◆ WORK TO BE COMPLETED: Lines in which "title" appears should be pulled from the data below.

◆ PROVIDED RECORDS:
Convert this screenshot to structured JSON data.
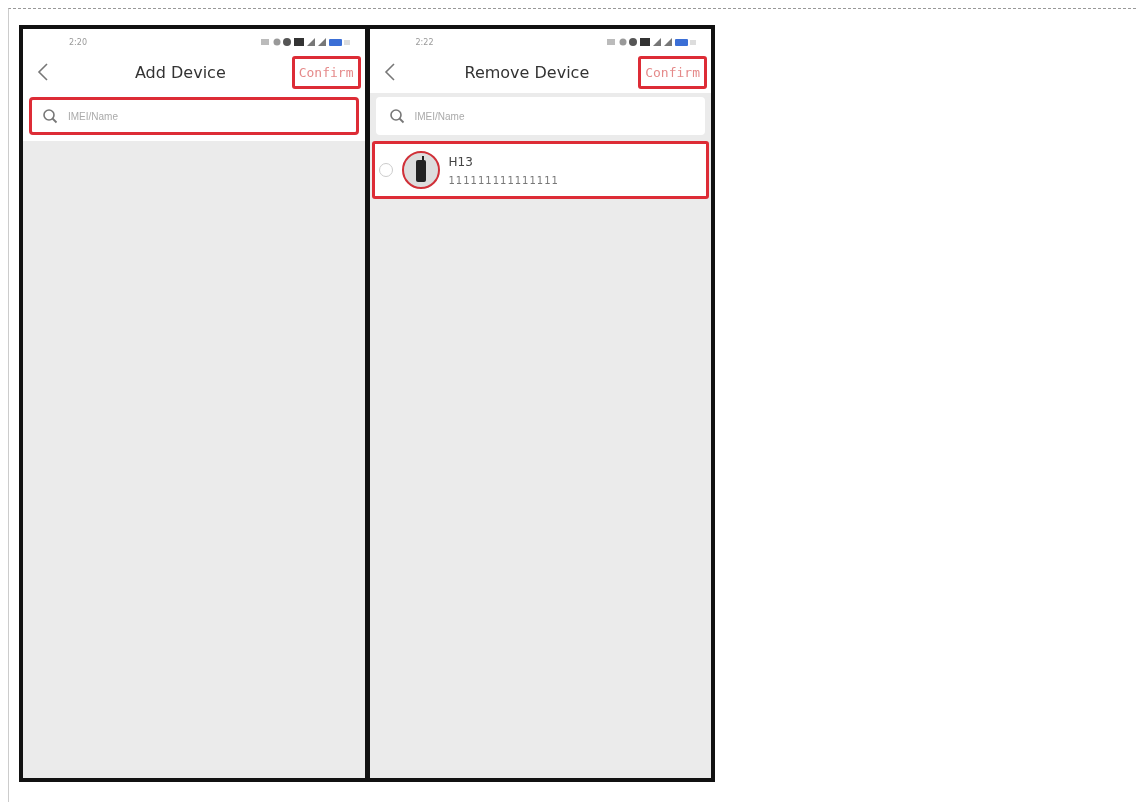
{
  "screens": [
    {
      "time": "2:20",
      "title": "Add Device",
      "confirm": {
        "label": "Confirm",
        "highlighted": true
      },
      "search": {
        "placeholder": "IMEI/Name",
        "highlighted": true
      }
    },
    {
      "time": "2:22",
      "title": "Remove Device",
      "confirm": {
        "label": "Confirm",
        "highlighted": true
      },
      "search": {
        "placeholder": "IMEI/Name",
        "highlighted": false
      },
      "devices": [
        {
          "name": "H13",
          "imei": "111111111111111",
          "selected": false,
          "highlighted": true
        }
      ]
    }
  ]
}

◆ SOLUTION:
      "title": "Add Device",
      "title": "Remove Device",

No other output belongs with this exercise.